Contesting a Will? 3 Legal Grounds You Should Know

Probate Lawyer in DenverDid your deceased relative promise to include you in their last will but they didn’t? Or are you an estranged son who felt left out of your deceased parent’s will? If you feel that you should be part of a person's will, you can contest it in court. But read the following legal grounds for challenging a will before proceeding with the legal process:

1. Ignoring State Law

According to probate lawyers in Denver, each state in the US has specific laws governing last will and testament matters. In some states, for instance, a Testator and at least two witnesses must be in the same room at the time of signing the will. If you can prove that the will wasn’t signed in accordance with particular state laws, it is a strong reason to invalidate the will.  

2. Lack of Capacity to Sign

Commonly used when the Testator had grave health conditions before passing, this ground to invalidate a will is somewhat difficult to prove. As long as your deceased loved one understood the will and had the capacity to sign it at the time of signing, their last will and testament will be deemed valid. Even if they have signs of dementia before passing, it’s hard to prove that they lacked the capacity to sign at the time of signing. However, you can still use this legal ground if you have the witnesses’ testimonials to support your argument.

3. Undue Influence

Do you have proofs that your loved one was pressured by another relative to sign the will? If yes, then you can challenge the validity of the will using the undue influence as a ground. However, you must prove that the pressure was extreme, causing the Testator to lose free will during the time of signing. Threats, nagging, and verbal abuse are often not enough to prove extreme pressure, says a number of estate lawyers.
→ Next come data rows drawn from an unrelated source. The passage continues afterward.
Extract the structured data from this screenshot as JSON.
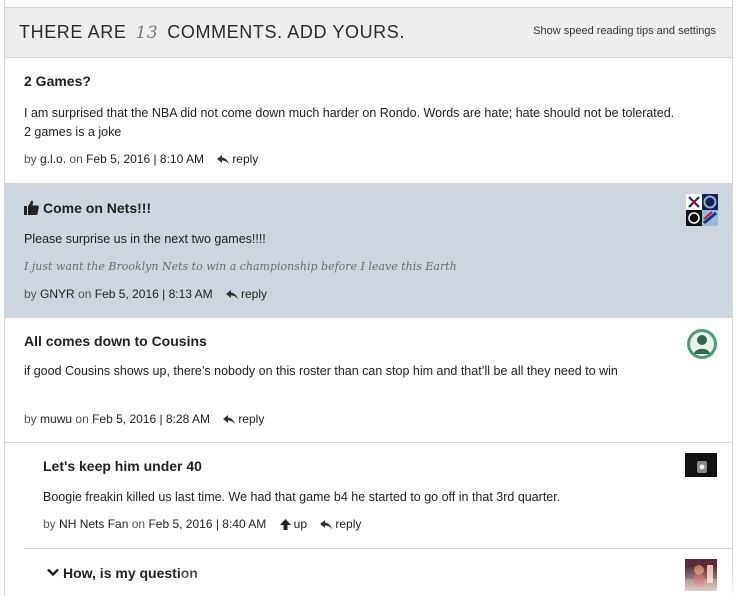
{
  "header": {
    "title_prefix": "THERE ARE",
    "count": "13",
    "title_suffix": "COMMENTS. ADD YOURS.",
    "tips_link": "Show speed reading tips and settings"
  },
  "labels": {
    "by": "by",
    "on": "on",
    "reply": "reply",
    "up": "up"
  },
  "comments": [
    {
      "title": "2 Games?",
      "body": "I am surprised that the NBA did not come down much harder on Rondo. Words are hate; hate should not be tolerated. 2 games is a joke",
      "user": "g.l.o.",
      "date": "Feb 5, 2016 | 8:10 AM"
    },
    {
      "title": "Come on Nets!!!",
      "body": "Please surprise us in the next two games!!!!",
      "signature": "I just want the Brooklyn Nets to win a championship before I leave this Earth",
      "user": "GNYR",
      "date": "Feb 5, 2016 | 8:13 AM"
    },
    {
      "title": "All comes down to Cousins",
      "body": "if good Cousins shows up, there’s nobody on this roster than can stop him and that’ll be all they need to win",
      "user": "muwu",
      "date": "Feb 5, 2016 | 8:28 AM"
    },
    {
      "title": "Let's keep him under 40",
      "body": "Boogie freakin killed us last time. We had that game b4 he started to go off in that 3rd quarter.",
      "user": "NH Nets Fan",
      "date": "Feb 5, 2016 | 8:40 AM"
    },
    {
      "title": "How, is my question"
    }
  ],
  "colors": {
    "highlight_bg": "#cdd6df",
    "header_bg": "#eeeeee",
    "border": "#d6d6d6"
  }
}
Apart from knowing the possible legal grounds you may use, you must also consult with an attorney who handles last will and testament matters. With a professional help, you will have a better chance of claiming the sufficient benefits from your deceased loved one’s estate.